Protecting Our Farmers
Agriculture ranks among the most dangerous industries, and farm workers are at high risk for fatal and nonfatal injuries. These workers, who provide the food, fiber, and fuel that we need, are mainly outdoors in harsh conditions, and often in remote, rural, and removed areas. Farm work also often requires long work hours and the use of equipment, heavy machinery, and chemicals, among exposure to other risky conditions like rural traffic and tractor interactions, hearing loss, heat, and stress.
Through increased awareness of safety and health issues facing the agriculture industry, we can help save lives and prevent injuries.
Farm Safety Facts
- If you are a farm worker, be aware of the height of your equipment. Powerlines, low bridges, and other overhead obstacles are common in rural areas. Make sure that your equipment can clear the space before trying it.
- Slow Moving Vehicle Signs or SMVs are bright, fluorescent orange triangle signs posted on farm equipment that will be driving under 25 mph. If you see one, slow down.
- Working in agriculture is not only difficult work, but it is also hard on the body. Ergonomics is the science of designing work to minimize the risk of injury. Learn more ways to prevent injuriesexternal icon.
- Protecting the skin is especially important for farmers because they are often required to be in the sun to grow the food, fiber, and fuel for the world. Farm workers should equip themselves with the necessary personal protective equipment (PPE) to protect their skin.
The National Institute for Occupational Safety and Health (NIOSH) is committed to preventing work-related injuries and illnesses among our nation’s agricultural workers.
NIOSH has an extensive Agriculture, Forestry and Fishing (AgFF) Research Program, which addresses the high risks of injuries and illnesses experienced by workers in this industry.
NIOSH also supports extramural research and prevention programs, known as the Centers for Agricultural Safety and Health (Ag Centers) in 11 states providing resources to 45 states. The Ag Centers conduct research, education, and prevention projects to address the nation’s pressing agricultural, forestry and fishing health and safety problems.

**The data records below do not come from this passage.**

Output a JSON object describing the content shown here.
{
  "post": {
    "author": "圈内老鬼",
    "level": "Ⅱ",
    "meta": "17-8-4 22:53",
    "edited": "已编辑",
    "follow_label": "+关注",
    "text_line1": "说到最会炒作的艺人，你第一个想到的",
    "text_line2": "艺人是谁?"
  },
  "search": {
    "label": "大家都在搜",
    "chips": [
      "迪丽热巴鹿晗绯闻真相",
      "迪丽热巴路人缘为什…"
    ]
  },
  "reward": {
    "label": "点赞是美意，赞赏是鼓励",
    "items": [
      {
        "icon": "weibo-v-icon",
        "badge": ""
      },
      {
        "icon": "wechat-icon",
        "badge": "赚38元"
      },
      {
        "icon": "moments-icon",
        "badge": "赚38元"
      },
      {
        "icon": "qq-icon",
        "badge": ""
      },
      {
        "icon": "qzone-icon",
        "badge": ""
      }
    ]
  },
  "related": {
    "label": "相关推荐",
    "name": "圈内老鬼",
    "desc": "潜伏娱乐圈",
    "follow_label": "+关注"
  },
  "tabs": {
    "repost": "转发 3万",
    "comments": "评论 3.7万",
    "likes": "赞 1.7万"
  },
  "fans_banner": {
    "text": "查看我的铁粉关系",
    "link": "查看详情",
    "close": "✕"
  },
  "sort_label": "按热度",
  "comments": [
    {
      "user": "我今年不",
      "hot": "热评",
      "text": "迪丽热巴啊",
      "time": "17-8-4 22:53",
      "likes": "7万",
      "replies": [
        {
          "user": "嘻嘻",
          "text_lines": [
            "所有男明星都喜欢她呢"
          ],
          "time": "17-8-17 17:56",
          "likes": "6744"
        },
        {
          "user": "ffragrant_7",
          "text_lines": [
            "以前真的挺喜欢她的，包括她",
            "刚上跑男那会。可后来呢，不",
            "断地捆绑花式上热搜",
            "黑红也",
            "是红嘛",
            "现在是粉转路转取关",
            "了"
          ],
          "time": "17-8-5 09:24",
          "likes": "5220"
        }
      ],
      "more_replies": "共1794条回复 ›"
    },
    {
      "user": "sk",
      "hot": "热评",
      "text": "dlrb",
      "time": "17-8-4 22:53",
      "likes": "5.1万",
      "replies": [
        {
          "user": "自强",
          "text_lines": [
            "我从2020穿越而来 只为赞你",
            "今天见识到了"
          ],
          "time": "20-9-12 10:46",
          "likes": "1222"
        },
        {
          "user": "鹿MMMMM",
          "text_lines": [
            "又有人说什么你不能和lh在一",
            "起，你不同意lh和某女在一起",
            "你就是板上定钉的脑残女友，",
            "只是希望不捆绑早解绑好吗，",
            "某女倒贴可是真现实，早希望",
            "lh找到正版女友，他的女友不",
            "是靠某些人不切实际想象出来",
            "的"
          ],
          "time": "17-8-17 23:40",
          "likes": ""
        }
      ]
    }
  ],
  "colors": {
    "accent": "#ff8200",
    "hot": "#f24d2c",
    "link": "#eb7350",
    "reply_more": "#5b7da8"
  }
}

Check out the links below for more on the NIOSH AgFF program and other NIOSH-related resources.
Agricultural Safety Awareness Program Week
February 28 – March 6, 2021
The NIOSH-funded Centers for Agricultural Safety and Health (Ag Centers) are partnering with the American Farm Bureau Federation for the 2021 Ag Safety Awareness Program (ASAP) Week. They have developed a toolkit to promote specific topics and provide safety resources for the daily themes of ASAP Week.
This week aims to bring awareness to safety and health issues facing the agriculture industry.